The simplest measures of success are advances toward goals like cleaner air or safer drinking water, which are most often guided by legislation. Given the scarcity of resources for environmental protection and given the concern for income and employment, EPA has an interest in the private-sector and public-sector costs of achieving health and environmental goals. For EPA, innovation can be measured in such outcomes as direct benefits to health and the environment or in reductions in private-sector and public-sector costs of achieving these outcomes. Continuing to strive to create and promote new processes, tools, and technologies can advance such outcomes. The agency can be innovative in relation to health and the environment by influencing current business and government practices via technology transfer and education.
US Environmental Protection Agency Supporting Innovation
EPA has done much in the past to support the development of innovative ideas in portions of its activities.
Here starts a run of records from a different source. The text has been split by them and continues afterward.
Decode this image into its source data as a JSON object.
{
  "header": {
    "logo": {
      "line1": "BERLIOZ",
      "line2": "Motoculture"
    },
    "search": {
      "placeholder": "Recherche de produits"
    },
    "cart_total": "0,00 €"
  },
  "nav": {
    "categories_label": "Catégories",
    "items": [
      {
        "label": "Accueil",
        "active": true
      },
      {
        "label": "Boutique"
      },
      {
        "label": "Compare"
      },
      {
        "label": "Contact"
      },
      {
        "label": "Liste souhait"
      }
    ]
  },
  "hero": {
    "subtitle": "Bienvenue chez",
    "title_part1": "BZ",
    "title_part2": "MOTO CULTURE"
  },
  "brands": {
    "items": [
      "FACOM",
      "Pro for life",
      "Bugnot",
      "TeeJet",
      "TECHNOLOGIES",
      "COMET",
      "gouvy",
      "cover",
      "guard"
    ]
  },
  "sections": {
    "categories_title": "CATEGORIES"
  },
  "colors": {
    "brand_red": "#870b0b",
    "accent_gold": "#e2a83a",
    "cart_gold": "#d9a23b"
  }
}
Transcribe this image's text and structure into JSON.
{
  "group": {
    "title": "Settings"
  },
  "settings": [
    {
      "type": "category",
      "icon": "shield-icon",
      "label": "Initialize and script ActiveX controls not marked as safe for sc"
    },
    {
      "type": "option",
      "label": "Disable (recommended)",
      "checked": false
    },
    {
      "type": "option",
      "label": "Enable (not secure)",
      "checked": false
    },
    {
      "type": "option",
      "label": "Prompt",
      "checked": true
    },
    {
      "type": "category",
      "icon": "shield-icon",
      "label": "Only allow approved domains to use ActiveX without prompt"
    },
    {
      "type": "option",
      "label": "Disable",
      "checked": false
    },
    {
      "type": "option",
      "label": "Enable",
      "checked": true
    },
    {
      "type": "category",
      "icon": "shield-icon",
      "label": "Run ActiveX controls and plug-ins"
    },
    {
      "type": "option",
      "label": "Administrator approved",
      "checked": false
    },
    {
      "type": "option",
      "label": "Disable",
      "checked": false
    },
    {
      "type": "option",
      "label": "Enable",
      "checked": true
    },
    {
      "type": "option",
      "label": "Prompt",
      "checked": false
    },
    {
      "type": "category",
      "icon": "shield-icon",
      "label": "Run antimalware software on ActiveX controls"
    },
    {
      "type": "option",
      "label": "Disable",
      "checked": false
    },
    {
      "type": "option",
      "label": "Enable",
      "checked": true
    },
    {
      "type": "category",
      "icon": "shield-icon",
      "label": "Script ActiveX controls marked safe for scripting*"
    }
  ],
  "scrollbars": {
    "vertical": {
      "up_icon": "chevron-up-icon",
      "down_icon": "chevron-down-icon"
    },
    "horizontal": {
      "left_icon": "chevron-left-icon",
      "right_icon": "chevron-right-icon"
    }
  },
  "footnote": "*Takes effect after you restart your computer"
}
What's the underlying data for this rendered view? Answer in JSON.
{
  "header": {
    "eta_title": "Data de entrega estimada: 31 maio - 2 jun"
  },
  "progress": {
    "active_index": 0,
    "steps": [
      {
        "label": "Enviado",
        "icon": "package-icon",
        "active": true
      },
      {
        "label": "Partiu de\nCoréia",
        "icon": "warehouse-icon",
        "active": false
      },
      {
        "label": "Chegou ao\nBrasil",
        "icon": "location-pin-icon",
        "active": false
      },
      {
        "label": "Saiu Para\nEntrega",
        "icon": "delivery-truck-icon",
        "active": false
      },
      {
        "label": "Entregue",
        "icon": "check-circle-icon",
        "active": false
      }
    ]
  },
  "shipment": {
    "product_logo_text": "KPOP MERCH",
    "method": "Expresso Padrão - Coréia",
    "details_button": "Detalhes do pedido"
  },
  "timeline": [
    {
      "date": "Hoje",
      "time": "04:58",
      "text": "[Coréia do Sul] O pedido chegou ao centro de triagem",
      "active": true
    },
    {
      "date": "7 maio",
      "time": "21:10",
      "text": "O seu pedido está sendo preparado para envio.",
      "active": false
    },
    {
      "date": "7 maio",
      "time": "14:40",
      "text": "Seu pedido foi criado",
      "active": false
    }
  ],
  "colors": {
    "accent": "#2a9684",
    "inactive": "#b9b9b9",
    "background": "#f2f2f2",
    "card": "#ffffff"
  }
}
One example is the development of ways of evaluating and using rapidly emerging biologic testing, as described in Chapter 3. Another is the recent launch of an internal competition called Pathfinder Innovation Projects, which promotes innovation in the agency (EPA 2011c). The program received 117 proposals from almost 300 scientists after its first call for proposals and, after an external peer-review process, funded 12 initial projects (Preuss 2011). Such programs as Design for the Environment, the agency’s recent efforts to crowdsource some questions through the Innocentive Web site (described in the section “Identifying New Ways to Collaborate” below), and new technologies in hydroinformatics are examples of efforts to identify innovative solutions. In addition, the federal government’s Open Government Initiative and its Challenge.Gov Web site are encouraging innovation in all agencies. Those efforts, however, have not been systematic, and they have not been developed strategically to encourage the much larger potential innovation that could come from the private sector.
When the outcomes are of mutual interest, the agency can help to support and encourage private-sector innovation to serve its desired outcomes in several systematic ways. First, agency scientists generally have a broad view of emerg-